## Task requirements
Reproduce each line of the entries that carries "this".

Element data from apps and pages
* * * *

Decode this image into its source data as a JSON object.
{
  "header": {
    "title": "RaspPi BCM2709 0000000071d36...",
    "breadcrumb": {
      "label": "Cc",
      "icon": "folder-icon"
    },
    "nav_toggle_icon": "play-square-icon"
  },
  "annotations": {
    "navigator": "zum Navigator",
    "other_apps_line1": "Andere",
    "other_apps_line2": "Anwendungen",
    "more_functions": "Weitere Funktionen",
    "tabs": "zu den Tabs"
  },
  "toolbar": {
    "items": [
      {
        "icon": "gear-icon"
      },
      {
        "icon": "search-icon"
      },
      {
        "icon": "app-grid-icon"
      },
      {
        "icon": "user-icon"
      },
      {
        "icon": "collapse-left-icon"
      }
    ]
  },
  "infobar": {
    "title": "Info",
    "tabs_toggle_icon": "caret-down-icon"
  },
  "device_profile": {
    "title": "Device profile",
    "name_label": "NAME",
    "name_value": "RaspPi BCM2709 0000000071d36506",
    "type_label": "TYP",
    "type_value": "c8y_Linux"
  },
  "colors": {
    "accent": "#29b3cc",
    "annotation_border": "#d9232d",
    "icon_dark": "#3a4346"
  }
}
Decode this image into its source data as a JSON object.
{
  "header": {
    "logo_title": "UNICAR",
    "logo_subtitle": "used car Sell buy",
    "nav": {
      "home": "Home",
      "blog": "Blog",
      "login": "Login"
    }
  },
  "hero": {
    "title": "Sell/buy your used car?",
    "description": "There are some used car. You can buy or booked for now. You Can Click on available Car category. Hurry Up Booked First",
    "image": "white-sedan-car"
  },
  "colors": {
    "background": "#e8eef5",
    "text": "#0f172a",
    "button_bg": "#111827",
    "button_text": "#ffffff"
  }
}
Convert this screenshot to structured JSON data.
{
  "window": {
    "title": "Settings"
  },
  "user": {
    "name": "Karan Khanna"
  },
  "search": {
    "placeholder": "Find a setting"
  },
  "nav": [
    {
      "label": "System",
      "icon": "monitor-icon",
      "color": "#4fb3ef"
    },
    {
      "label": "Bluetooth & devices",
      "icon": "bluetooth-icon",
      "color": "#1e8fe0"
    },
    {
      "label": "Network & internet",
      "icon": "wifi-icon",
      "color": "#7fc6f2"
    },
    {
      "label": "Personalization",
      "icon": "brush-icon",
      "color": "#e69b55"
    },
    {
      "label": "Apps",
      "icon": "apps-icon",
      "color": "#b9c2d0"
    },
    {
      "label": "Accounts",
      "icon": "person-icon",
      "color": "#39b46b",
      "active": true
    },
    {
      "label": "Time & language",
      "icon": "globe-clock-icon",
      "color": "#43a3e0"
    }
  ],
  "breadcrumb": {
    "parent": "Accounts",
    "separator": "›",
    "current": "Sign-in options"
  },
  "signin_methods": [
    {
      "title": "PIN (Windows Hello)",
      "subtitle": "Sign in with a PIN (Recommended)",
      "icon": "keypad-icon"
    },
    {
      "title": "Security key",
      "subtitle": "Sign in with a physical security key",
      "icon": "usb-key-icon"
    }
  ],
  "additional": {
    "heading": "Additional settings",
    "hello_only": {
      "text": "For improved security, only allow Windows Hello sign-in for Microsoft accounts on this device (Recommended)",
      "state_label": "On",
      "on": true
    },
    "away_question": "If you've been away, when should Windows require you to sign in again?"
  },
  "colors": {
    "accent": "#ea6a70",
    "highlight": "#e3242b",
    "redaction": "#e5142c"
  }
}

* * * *

## Result
Decode this image into its source data as a JSON object.
Decode this image into its source data as a JSON object.
Convert this screenshot to structured JSON data.
      "text": "For improved security, only allow Windows Hello sign-in for Microsoft accounts on this device (Recommended)",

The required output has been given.